The former Florida governor, widely expected to run for the Republican nomination, wrote "coming soon" on Twitter with a link to the website jebannouncement.com. On that page, the date 06.15.15 was listed, followed by the tease, "BE THE FIRST TO KNOW. RSVP NOW!" Bush also tweeted it in Spanish, "Próximamente 6.15.15."
"My expectation, my hope is I'll be a candidate," Bush said earlier in the week, while attending an economic forum in Florida with other 2016 GOP prospects.
Aides confirmed Bush had made a decision and that he'll announce it in Miami on June 15, on the heels of a European trip where he'll visit longtime allies Germany, Poland and Estonia.
The announcement will take place that afternoon at Miami Dade Community College.
"Governor Bush is thankful for the support and encouragement he has received from so many Americans during the last several months and looks forward to announcing his decision," spokeswoman Kristy Campbell said.
Bush would be entering a crowded primary field that includes Sens. Rand Paul, Marco Rubio and Ted Cruz, among others. Former Texas Gov. Rick Perry is expected to announce his bid on Thursday. Meanwhile, Govs.
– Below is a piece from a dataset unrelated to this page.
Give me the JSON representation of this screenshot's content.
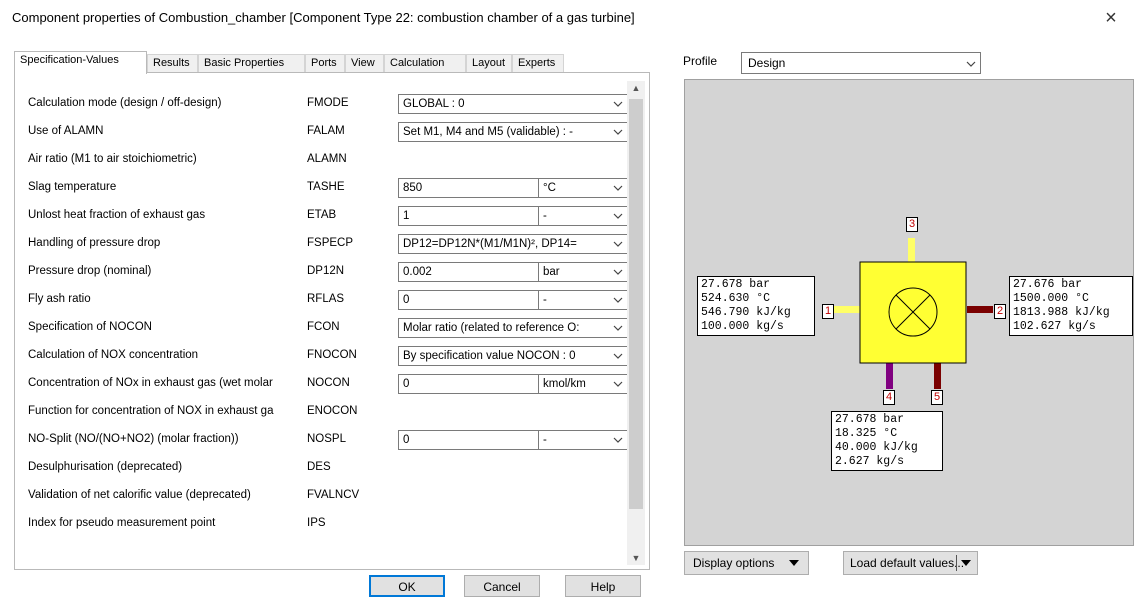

Scott Walker of Wisconsin and Chris Christie of New Jersey have not yet formally announced their intentions, but have been hiring staff and visiting early-voting states such as Iowa, New Hampshire and South Carolina.
The Bush news was first reported by The Miami Herald and the Tampa Bay Times.
By promoting his announcement in this way, Bush is also trying to collect new data about potential supporters. To receive the announcement through the website, voters must provide their name, email address and zip code.
On Monday, The Christian Science Monitor reported on Bush's comments on retirement age for benefits.
Jeb Bush on Sunday said he’s in favor of raising the retirement age for Social Security as a way to ensure the program’s fiscal health.
Appearing on CBS’s “Face the Nation,” former Florida Governor Bush told newsman Bob Schieffer that the current basic retirement age of 65 needs to go to 68 or 70 as a way to sustain Social Security for those now under 40.
“I think it needs to be phased in over an extended period of time,” Bush told Mr. Schieffer, who retired himself following the broadcast.
By coming out for a retirement-age hike, Bush joins fellow GOP presidential hopefuls New Jersey Gov. Chris Christie and Sen. Marco Rubio of Florida, who have proposed similar increases as part of larger Social Security reform plans.